• **Your instructions**
Please report how many lines below contain "process", writing nothing except the number.

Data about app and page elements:
/---
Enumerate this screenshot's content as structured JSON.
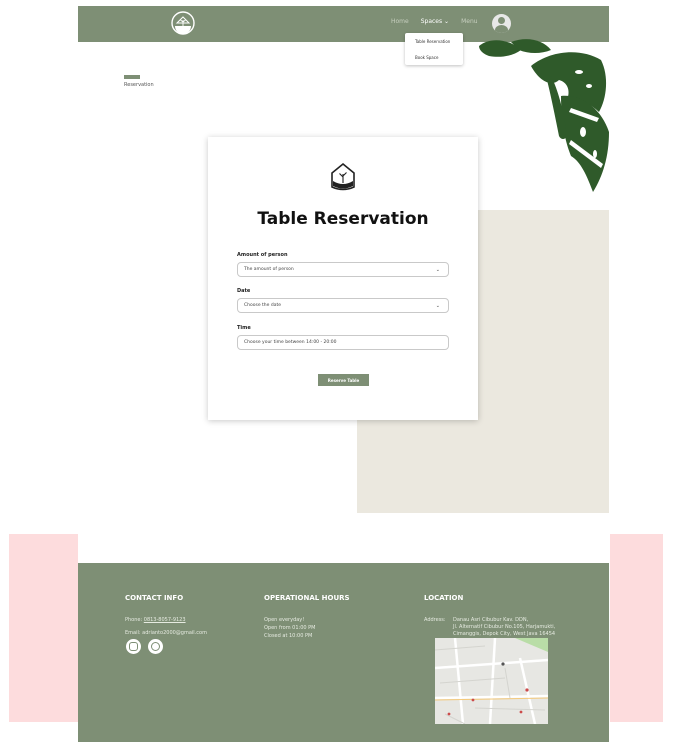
{
  "nav": {
    "links": [
      "Home",
      "Spaces ⌄",
      "Menu"
    ]
  },
  "dropdown": {
    "items": [
      "Table Reservation",
      "Book Space"
    ]
  },
  "breadcrumb": {
    "label": "Reservation"
  },
  "form": {
    "title": "Table Reservation",
    "amount_label": "Amount of person",
    "amount_value": "The amount of person",
    "date_label": "Date",
    "date_value": "Choose the date",
    "time_label": "Time",
    "time_value": "Choose your time between 14:00 - 20:00",
    "submit_label": "Reserve Table"
  },
  "footer": {
    "contact": {
      "heading": "CONTACT INFO",
      "phone_prefix": "Phone: ",
      "phone": "0813-8057-9123",
      "email": "Email: adrianto2000@gmail.com"
    },
    "hours": {
      "heading": "OPERATIONAL HOURS",
      "line1": "Open everyday!",
      "line2": "Open from 01:00 PM",
      "line3": "Closed at 10:00 PM"
    },
    "location": {
      "heading": "LOCATION",
      "address_label": "Address:",
      "address_line1": "Danau Asri Cibubur Kav. DDN,",
      "address_line2": "Jl. Alternatif Cibubur No.105, Harjamukti,",
      "address_line3": "Cimanggis, Depok City, West Java 16454"
    }
  },
  "colors": {
    "primary": "#7e8f75",
    "beige": "#ebe8df",
    "pink": "#fddcdd"
  }
}
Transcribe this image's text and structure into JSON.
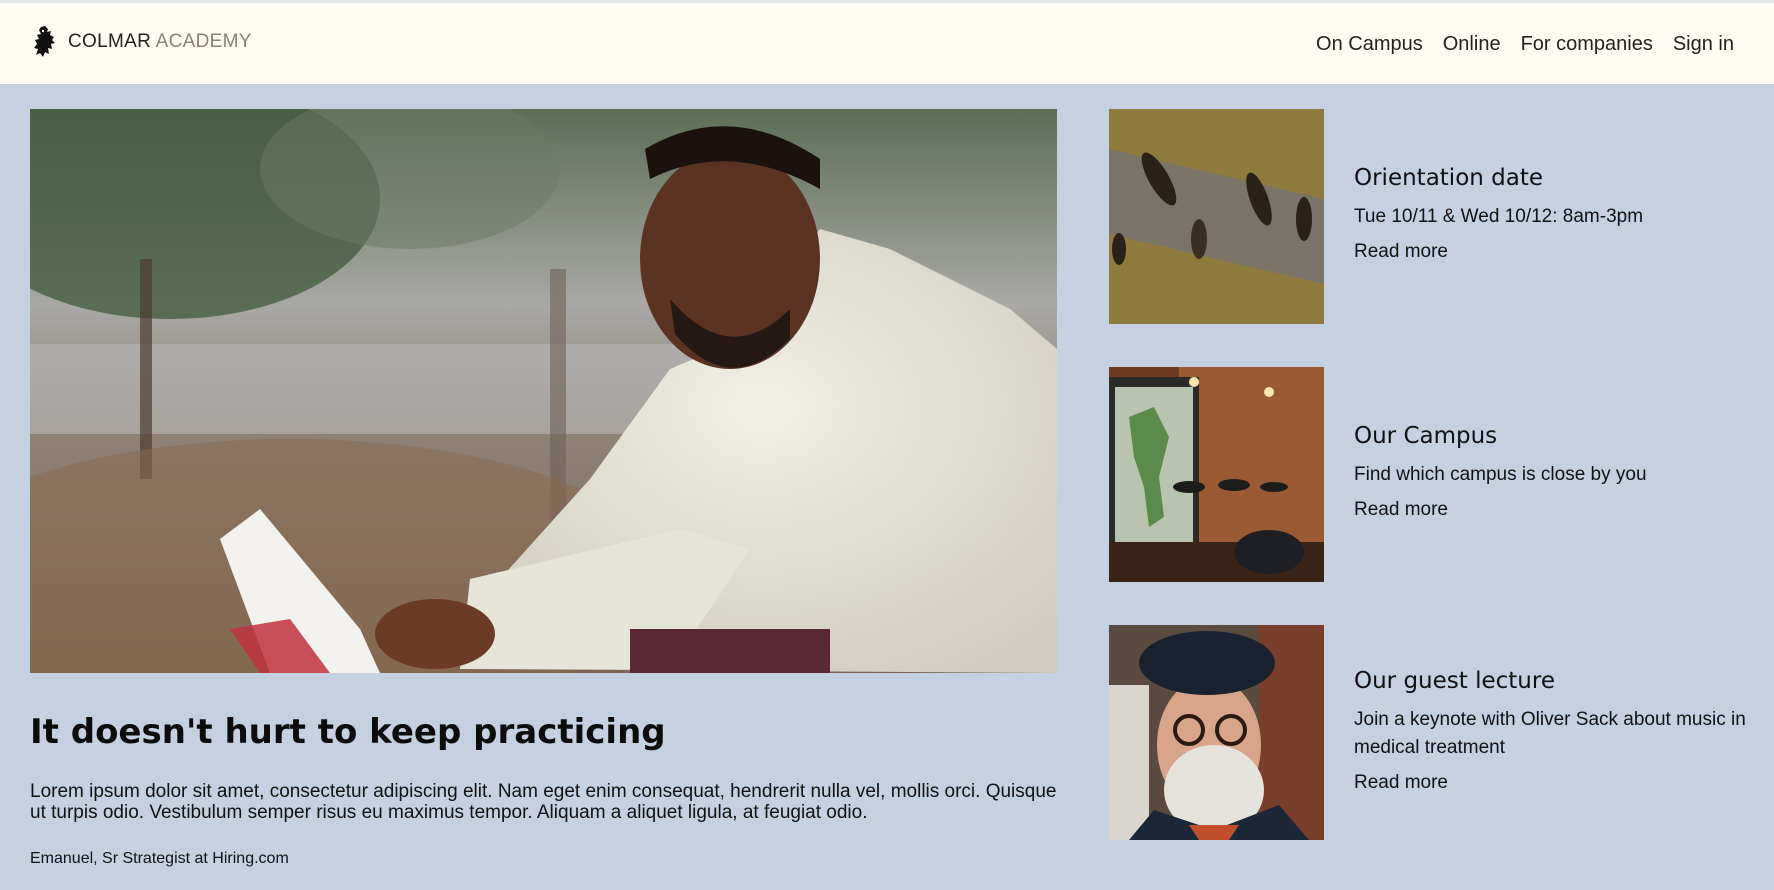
{
  "header": {
    "brand_primary": "COLMAR",
    "brand_secondary": "ACADEMY",
    "logo_icon": "heraldic-lion-icon",
    "nav": [
      {
        "label": "On Campus"
      },
      {
        "label": "Online"
      },
      {
        "label": "For companies"
      },
      {
        "label": "Sign in"
      }
    ]
  },
  "main": {
    "headline": "It doesn't hurt to keep practicing",
    "body": "Lorem ipsum dolor sit amet, consectetur adipiscing elit. Nam eget enim consequat, hendrerit nulla vel, mollis orci. Quisque ut turpis odio. Vestibulum semper risus eu maximus tempor. Aliquam a aliquet ligula, at feugiat odio.",
    "byline": "Emanuel, Sr Strategist at Hiring.com"
  },
  "sidebar": {
    "cards": [
      {
        "title": "Orientation date",
        "text": "Tue 10/11 & Wed 10/12: 8am-3pm",
        "link": "Read more"
      },
      {
        "title": "Our Campus",
        "text": "Find which campus is close by you",
        "link": "Read more"
      },
      {
        "title": "Our guest lecture",
        "text": "Join a keynote with Oliver Sack about music in medical treatment",
        "link": "Read more"
      }
    ]
  },
  "colors": {
    "page_background": "#c5d1e1",
    "nav_background": "#fffcf3",
    "brand_secondary": "#8a8272"
  }
}
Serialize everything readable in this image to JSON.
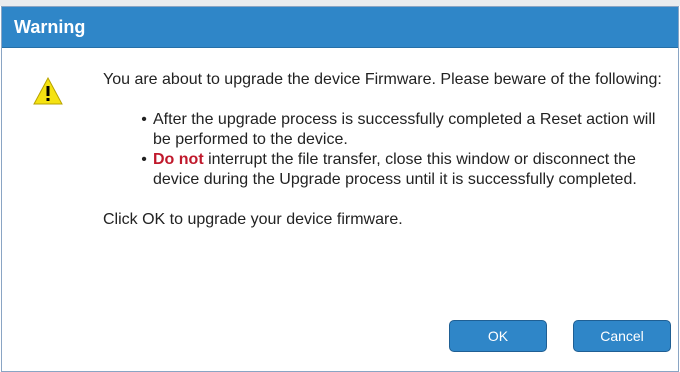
{
  "dialog": {
    "title": "Warning",
    "icon": "warning-icon",
    "intro": "You are about to upgrade the device Firmware. Please beware of the following:",
    "bullets": [
      {
        "prefix": "",
        "text": "After the upgrade process is successfully completed a Reset action will be performed to the device."
      },
      {
        "prefix": "Do not",
        "text": " interrupt the file transfer, close this window or disconnect the device during the Upgrade process until it is successfully completed."
      }
    ],
    "outro": "Click OK to upgrade your device firmware.",
    "buttons": {
      "ok": "OK",
      "cancel": "Cancel"
    }
  },
  "colors": {
    "titlebar": "#2f86c8",
    "button": "#2f86c8",
    "danger": "#c0192c",
    "warning_fill": "#f5e211"
  }
}
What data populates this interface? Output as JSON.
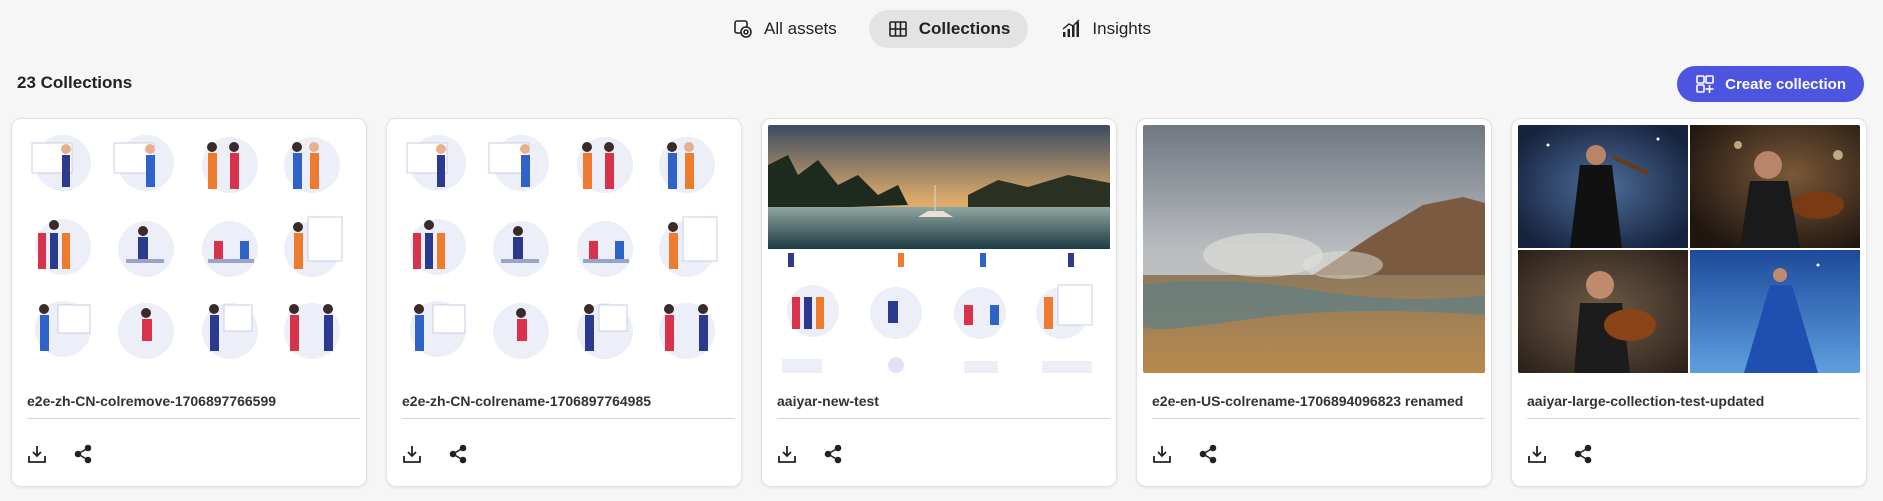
{
  "nav": {
    "tabs": [
      {
        "label": "All assets",
        "icon": "assets-icon",
        "active": false
      },
      {
        "label": "Collections",
        "icon": "grid-icon",
        "active": true
      },
      {
        "label": "Insights",
        "icon": "insights-icon",
        "active": false
      }
    ]
  },
  "header": {
    "count_label": "23 Collections",
    "create_label": "Create collection"
  },
  "colors": {
    "accent": "#4b55e0",
    "active_tab_bg": "#e3e3e3",
    "page_bg": "#f6f6f6"
  },
  "collections": [
    {
      "title": "e2e-zh-CN-colremove-1706897766599",
      "thumbnail": "illustration-grid"
    },
    {
      "title": "e2e-zh-CN-colrename-1706897764985",
      "thumbnail": "illustration-grid"
    },
    {
      "title": "aaiyar-new-test",
      "thumbnail": "lake-over-illustrations"
    },
    {
      "title": "e2e-en-US-colrename-1706894096823 renamed",
      "thumbnail": "geothermal-landscape"
    },
    {
      "title": "aaiyar-large-collection-test-updated",
      "thumbnail": "violinist-quad"
    }
  ],
  "card_actions": [
    "download-icon",
    "share-icon"
  ]
}
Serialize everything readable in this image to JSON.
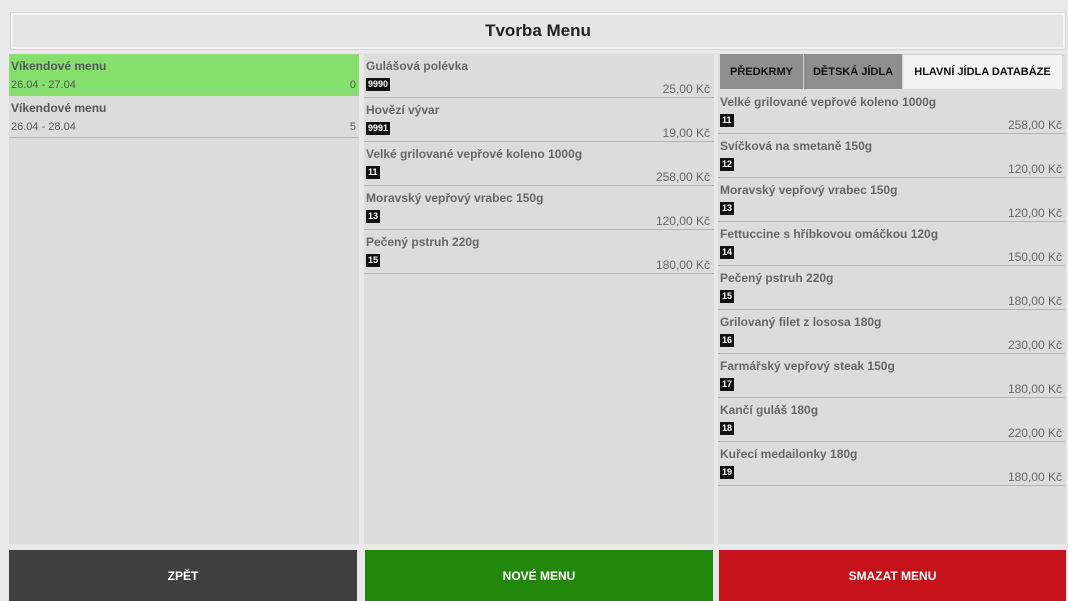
{
  "header": {
    "title": "Tvorba Menu"
  },
  "menus": [
    {
      "name": "Víkendové menu",
      "dates": "26.04 - 27.04",
      "count": "0",
      "selected": true
    },
    {
      "name": "Víkendové menu",
      "dates": "26.04 - 28.04",
      "count": "5",
      "selected": false
    }
  ],
  "menu_items": [
    {
      "name": "Gulášová polévka",
      "code": "9990",
      "price": "25,00 Kč"
    },
    {
      "name": "Hovězí vývar",
      "code": "9991",
      "price": "19,00 Kč"
    },
    {
      "name": "Velké grilované vepřové koleno 1000g",
      "code": "11",
      "price": "258,00 Kč"
    },
    {
      "name": "Moravský vepřový vrabec 150g",
      "code": "13",
      "price": "120,00 Kč"
    },
    {
      "name": "Pečený pstruh 220g",
      "code": "15",
      "price": "180,00 Kč"
    }
  ],
  "tabs": [
    {
      "label": "PŘEDKRMY",
      "active": false
    },
    {
      "label": "DĚTSKÁ JÍDLA",
      "active": false
    },
    {
      "label": "HLAVNÍ JÍDLA DATABÁZE",
      "active": true
    }
  ],
  "database_items": [
    {
      "name": "Velké grilované vepřové koleno 1000g",
      "code": "11",
      "price": "258,00 Kč"
    },
    {
      "name": "Svíčková na smetaně 150g",
      "code": "12",
      "price": "120,00 Kč"
    },
    {
      "name": "Moravský vepřový vrabec 150g",
      "code": "13",
      "price": "120,00 Kč"
    },
    {
      "name": "Fettuccine s hříbkovou omáčkou 120g",
      "code": "14",
      "price": "150,00 Kč"
    },
    {
      "name": "Pečený pstruh 220g",
      "code": "15",
      "price": "180,00 Kč"
    },
    {
      "name": "Grilovaný filet z lososa 180g",
      "code": "16",
      "price": "230,00 Kč"
    },
    {
      "name": "Farmářský vepřový steak 150g",
      "code": "17",
      "price": "180,00 Kč"
    },
    {
      "name": "Kančí guláš 180g",
      "code": "18",
      "price": "220,00 Kč"
    },
    {
      "name": "Kuřecí medailonky 180g",
      "code": "19",
      "price": "180,00 Kč"
    }
  ],
  "buttons": {
    "back": "ZPĚT",
    "new_menu": "NOVÉ MENU",
    "delete_menu": "SMAZAT MENU"
  },
  "colors": {
    "selected_row": "#86e06e",
    "back": "#404040",
    "new_menu": "#22880c",
    "delete_menu": "#c6111b"
  }
}
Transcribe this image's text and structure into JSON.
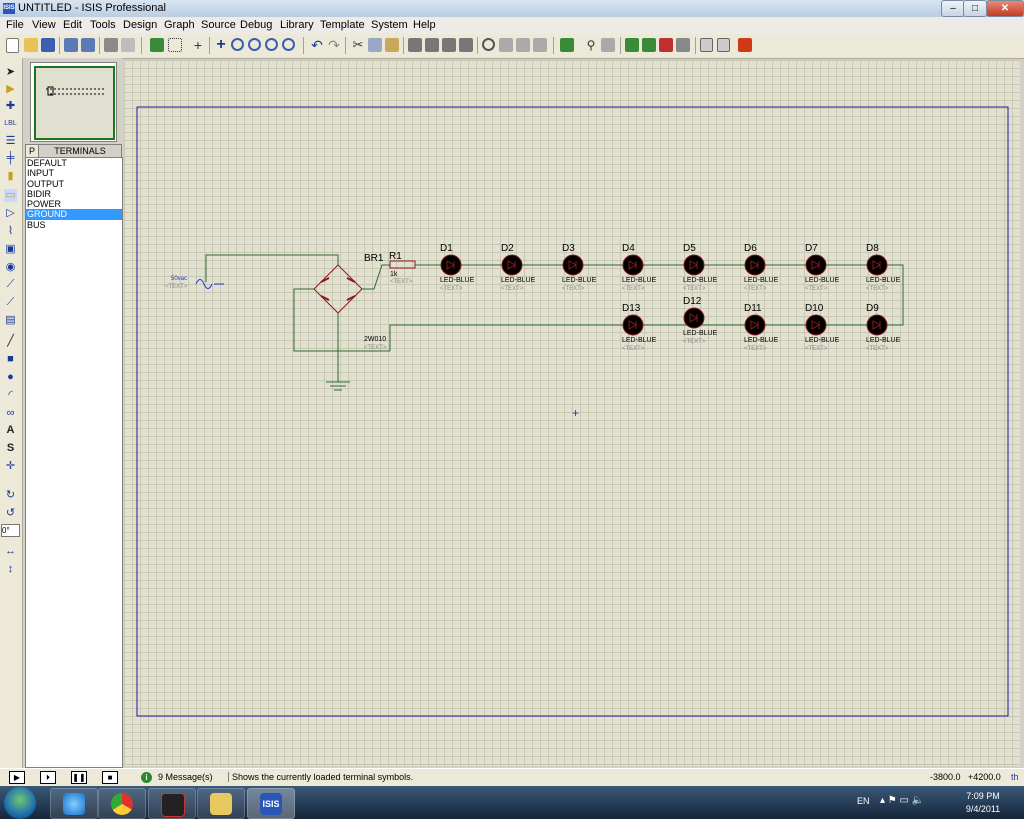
{
  "window": {
    "title": "UNTITLED - ISIS Professional",
    "icon_label": "ISIS",
    "minimize_label": "–",
    "maximize_label": "□",
    "close_label": "✕"
  },
  "menu": [
    "File",
    "View",
    "Edit",
    "Tools",
    "Design",
    "Graph",
    "Source",
    "Debug",
    "Library",
    "Template",
    "System",
    "Help"
  ],
  "toolbar_icons": [
    "new-icon",
    "open-icon",
    "save-icon",
    "import-icon",
    "export-icon",
    "print-icon",
    "print-area-icon",
    "refresh-icon",
    "grid-icon",
    "origin-icon",
    "pan-icon",
    "zoom-in-icon",
    "zoom-out-icon",
    "zoom-all-icon",
    "zoom-area-icon",
    "undo-icon",
    "redo-icon",
    "cut-icon",
    "copy-icon",
    "paste-icon",
    "copy-block-icon",
    "move-block-icon",
    "rotate-block-icon",
    "delete-block-icon",
    "pick-device-icon",
    "make-device-icon",
    "package-tool-icon",
    "decompose-icon",
    "wire-autorouter-icon",
    "search-tag-icon",
    "property-tool-icon",
    "new-sheet-icon",
    "remove-sheet-icon",
    "exit-to-parent-icon",
    "bill-of-materials-icon",
    "electrical-check-icon",
    "netlist-to-ares-icon"
  ],
  "left_panel": {
    "p_label": "P",
    "list_title": "TERMINALS",
    "terminals": [
      "DEFAULT",
      "INPUT",
      "OUTPUT",
      "BIDIR",
      "POWER",
      "GROUND",
      "BUS"
    ],
    "selected": "GROUND",
    "rotation_value": "0°"
  },
  "schematic": {
    "source_label": "50vac",
    "text_placeholder": "<TEXT>",
    "bridge_label": "BR1",
    "bridge_part": "2W010",
    "resistor_label": "R1",
    "resistor_value": "1k",
    "top_row": [
      "D1",
      "D2",
      "D3",
      "D4",
      "D5",
      "D6",
      "D7",
      "D8"
    ],
    "bottom_row": [
      "D13",
      "D12",
      "D11",
      "D10",
      "D9"
    ],
    "led_type": "LED-BLUE"
  },
  "status": {
    "message_count": "9 Message(s)",
    "info_icon": "i",
    "status_text": "Shows the currently loaded terminal symbols.",
    "coord_x": "-3800.0",
    "coord_y": "+4200.0",
    "coord_unit": "th"
  },
  "tray": {
    "language": "EN",
    "time": "7:09 PM",
    "date": "9/4/2011"
  },
  "colors": {
    "wire": "#2a6b2a",
    "component": "#8b1a1a",
    "led_body": "#000000",
    "sheet_border": "#1a1a9a",
    "selected_highlight": "#3399ff"
  }
}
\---
• **Solved problem**
2